When a couple files for
divorce, there are a number of factors that they must come to an agreement on,
including things like
child support, and
Property division is another consideration that can be hotly contested in divorce cases.
Couples who cannot reach a resolution in these matters will have to have
their case litigated before a judge.
When it comes to property division, you may have questions about how it
works. New Jersey has an equitable division law, which means that the
Court will divide property fairly, but not necessarily equally.
Determining what is “fair” requires an examination of several
factors, including but not limited to:
- The length of the marriage
- The contribution of each spouse to the marriage
- The needs of the parties going forward
An important part of determining what is “fair” is determining
which property is marital or joint property (acquired during the marriage)
and which property is separate (acquired before the marriage). Examples
of joint property may include the marital home, cars, furniture, and other
personal items. Examples of separate property include gifts or inheritances.
Difficulties tend to arise when property becomes intermingled and it becomes
less clear whether it is marital or separate. For example, an inheritance
is typically considered separate property, but when used as a down payment
for a home the couple shares while married, the line becomes blurred.
When the Judge decides who gets the house the spouse that used inheritance
funds to buy the residence will likely want that money back. This is why
it becomes critical to paint a clear picture for the Court regarding how
and when property was acquired. An experienced attorney is essential in
For more information about the distinction between marital and separate

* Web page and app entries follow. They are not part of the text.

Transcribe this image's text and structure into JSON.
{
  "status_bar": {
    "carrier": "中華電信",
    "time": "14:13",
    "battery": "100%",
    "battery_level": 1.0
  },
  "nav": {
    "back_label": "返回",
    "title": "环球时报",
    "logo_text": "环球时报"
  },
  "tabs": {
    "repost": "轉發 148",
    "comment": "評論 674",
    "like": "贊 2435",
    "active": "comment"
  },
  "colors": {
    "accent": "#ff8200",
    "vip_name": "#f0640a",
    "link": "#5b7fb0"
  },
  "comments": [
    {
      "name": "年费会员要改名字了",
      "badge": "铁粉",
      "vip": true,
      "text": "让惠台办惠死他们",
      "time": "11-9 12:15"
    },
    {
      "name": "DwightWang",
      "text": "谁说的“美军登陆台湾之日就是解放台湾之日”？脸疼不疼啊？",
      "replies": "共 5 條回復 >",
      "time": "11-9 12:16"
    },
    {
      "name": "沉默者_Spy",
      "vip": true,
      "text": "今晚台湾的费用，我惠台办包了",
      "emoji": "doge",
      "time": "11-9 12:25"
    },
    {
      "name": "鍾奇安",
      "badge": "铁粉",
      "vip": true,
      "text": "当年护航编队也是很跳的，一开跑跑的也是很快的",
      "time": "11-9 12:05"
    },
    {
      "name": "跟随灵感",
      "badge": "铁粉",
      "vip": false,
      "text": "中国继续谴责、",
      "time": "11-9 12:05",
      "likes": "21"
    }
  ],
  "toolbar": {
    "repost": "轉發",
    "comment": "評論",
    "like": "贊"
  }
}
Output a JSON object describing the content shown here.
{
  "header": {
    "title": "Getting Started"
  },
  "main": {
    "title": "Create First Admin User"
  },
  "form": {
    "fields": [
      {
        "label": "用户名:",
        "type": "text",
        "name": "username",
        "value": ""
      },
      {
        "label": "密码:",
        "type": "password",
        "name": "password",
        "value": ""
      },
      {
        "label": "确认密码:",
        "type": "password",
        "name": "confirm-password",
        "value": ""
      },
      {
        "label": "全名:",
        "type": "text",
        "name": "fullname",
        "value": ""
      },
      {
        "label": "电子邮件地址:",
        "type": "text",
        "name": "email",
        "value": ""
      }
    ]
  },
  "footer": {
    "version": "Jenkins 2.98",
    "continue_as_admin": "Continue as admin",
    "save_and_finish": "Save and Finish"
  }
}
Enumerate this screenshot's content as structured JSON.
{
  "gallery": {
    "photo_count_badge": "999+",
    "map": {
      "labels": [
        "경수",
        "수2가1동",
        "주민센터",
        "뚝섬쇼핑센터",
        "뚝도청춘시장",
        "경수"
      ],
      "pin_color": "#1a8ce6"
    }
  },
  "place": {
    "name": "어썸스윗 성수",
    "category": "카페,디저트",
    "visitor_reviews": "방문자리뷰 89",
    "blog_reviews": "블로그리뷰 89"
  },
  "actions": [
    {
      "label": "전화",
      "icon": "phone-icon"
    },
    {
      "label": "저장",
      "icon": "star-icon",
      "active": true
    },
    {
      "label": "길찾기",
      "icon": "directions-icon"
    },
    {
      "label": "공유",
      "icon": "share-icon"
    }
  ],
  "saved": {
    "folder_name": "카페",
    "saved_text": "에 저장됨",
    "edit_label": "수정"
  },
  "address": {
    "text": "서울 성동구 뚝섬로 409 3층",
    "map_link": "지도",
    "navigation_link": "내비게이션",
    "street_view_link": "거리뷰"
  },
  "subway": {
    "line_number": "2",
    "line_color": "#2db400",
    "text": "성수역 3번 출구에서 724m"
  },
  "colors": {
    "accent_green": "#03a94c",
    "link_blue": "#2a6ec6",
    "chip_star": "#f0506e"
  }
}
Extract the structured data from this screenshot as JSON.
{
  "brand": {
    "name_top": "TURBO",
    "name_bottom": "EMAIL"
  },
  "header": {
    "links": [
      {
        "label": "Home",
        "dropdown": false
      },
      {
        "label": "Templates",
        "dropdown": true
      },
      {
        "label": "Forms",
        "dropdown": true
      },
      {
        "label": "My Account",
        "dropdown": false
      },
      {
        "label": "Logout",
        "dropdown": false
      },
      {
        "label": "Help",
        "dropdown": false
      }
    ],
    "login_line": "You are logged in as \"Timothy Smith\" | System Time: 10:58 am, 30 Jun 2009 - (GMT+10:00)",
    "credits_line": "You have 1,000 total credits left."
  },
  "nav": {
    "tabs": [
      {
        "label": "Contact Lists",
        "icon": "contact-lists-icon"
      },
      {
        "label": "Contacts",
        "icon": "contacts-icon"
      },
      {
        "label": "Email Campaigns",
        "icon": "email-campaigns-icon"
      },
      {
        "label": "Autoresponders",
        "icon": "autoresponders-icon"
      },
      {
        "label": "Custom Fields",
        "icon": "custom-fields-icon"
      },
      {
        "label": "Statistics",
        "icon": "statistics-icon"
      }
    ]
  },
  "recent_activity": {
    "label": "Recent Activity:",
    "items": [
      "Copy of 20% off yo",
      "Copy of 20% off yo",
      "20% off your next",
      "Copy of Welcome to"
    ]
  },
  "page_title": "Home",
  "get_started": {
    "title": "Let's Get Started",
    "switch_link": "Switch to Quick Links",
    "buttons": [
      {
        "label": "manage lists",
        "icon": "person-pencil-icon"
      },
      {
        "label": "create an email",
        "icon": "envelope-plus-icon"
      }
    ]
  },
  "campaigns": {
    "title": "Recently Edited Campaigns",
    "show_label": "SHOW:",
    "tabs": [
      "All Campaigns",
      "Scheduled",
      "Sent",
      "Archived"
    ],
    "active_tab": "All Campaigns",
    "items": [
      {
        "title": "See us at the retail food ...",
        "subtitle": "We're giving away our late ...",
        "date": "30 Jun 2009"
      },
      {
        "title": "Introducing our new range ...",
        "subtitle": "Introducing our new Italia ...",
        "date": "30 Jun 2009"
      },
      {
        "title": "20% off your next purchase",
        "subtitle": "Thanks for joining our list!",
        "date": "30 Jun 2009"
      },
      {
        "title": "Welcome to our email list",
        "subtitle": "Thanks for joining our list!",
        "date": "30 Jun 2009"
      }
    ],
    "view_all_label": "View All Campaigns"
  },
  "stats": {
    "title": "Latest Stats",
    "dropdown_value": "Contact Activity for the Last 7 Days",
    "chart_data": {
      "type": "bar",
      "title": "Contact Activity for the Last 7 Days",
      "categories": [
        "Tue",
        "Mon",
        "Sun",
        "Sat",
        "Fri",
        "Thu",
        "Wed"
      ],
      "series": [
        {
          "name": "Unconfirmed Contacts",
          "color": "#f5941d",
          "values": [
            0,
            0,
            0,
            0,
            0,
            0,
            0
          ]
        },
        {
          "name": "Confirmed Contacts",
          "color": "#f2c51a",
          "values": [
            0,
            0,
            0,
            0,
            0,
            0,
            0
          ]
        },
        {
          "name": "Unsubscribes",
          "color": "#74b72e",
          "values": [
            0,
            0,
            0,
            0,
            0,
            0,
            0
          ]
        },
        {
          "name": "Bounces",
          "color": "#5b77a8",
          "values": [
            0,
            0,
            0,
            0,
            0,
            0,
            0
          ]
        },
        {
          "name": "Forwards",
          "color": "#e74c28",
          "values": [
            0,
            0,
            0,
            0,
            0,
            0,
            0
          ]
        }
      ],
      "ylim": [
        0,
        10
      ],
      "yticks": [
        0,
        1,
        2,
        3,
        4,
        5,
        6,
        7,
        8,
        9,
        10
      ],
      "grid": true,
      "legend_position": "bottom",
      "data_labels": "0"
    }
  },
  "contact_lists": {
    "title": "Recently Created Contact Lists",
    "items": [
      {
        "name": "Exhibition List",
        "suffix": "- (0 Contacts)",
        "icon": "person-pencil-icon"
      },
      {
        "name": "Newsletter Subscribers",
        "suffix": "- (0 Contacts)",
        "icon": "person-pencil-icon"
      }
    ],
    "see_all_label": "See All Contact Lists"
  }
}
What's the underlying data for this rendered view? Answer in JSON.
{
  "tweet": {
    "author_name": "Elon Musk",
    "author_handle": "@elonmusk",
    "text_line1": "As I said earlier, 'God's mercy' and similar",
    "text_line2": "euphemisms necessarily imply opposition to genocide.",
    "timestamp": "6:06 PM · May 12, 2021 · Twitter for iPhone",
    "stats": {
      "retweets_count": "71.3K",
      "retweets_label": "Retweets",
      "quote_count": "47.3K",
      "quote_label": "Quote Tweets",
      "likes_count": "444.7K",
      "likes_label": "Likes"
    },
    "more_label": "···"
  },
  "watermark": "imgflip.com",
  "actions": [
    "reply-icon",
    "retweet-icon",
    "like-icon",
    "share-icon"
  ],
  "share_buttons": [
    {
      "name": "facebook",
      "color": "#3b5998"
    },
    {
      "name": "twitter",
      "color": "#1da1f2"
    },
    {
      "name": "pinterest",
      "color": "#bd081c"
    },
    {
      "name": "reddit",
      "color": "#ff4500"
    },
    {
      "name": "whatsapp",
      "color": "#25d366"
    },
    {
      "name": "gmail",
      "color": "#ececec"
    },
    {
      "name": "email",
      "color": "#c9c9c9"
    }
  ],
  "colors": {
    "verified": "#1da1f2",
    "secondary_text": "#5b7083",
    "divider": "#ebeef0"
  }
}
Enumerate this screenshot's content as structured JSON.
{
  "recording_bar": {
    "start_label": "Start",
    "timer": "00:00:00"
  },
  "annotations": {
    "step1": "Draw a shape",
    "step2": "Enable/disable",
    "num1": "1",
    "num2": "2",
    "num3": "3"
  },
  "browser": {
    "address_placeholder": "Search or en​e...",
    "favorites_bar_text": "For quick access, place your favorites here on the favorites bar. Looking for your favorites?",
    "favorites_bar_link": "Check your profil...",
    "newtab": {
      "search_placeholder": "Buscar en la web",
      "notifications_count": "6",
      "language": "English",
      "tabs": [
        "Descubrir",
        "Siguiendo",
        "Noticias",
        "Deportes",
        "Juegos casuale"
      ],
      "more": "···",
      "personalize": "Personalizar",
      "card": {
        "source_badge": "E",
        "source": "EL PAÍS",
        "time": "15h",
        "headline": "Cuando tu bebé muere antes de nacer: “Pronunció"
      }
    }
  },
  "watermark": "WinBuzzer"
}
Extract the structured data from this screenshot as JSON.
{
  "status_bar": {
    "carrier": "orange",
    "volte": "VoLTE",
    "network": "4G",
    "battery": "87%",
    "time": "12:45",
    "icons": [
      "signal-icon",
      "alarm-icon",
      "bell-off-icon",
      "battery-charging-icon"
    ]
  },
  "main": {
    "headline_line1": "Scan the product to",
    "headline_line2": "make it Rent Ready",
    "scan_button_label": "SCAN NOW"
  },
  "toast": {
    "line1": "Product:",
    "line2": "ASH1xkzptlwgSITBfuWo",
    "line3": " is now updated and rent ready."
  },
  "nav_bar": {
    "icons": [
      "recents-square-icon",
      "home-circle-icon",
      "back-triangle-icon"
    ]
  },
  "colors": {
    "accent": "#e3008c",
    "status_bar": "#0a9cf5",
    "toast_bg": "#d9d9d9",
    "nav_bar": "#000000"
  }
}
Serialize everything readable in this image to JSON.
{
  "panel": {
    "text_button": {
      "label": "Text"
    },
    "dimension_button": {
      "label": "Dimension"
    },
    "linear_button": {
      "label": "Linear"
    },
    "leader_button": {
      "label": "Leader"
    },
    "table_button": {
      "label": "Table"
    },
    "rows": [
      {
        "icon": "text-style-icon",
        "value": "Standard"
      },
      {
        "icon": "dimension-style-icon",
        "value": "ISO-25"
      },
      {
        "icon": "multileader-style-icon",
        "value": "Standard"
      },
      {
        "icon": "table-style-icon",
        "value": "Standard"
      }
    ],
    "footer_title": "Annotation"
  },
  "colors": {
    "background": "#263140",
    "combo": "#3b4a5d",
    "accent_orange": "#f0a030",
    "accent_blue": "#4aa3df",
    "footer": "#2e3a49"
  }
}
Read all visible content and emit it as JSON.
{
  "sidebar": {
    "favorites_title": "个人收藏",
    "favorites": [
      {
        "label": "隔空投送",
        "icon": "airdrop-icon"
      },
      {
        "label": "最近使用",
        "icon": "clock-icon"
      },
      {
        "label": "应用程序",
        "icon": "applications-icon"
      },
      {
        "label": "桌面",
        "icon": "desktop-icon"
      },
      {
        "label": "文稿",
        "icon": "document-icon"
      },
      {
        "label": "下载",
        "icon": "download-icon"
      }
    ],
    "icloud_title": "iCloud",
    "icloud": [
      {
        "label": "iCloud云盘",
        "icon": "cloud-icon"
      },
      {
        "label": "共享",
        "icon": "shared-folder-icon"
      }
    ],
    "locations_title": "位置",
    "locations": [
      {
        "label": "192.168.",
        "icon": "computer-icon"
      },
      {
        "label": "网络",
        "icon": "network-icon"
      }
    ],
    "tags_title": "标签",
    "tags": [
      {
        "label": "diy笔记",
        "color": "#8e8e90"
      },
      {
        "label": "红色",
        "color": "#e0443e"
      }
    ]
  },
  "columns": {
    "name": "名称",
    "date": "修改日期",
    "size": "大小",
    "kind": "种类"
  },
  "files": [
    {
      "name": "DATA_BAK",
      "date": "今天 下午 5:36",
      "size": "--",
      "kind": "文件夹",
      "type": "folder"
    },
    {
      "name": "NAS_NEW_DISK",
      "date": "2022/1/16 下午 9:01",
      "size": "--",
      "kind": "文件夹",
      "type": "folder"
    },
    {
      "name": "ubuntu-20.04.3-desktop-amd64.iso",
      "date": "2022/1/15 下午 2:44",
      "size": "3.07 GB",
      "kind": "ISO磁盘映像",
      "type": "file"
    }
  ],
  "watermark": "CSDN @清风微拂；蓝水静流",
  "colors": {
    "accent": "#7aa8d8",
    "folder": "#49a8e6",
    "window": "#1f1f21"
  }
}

property, call an experienced Hackensack family law attorney at Moskowitz
Law Group, LLC.
Schedule a free case evaluation today when you call (201) 419-6223.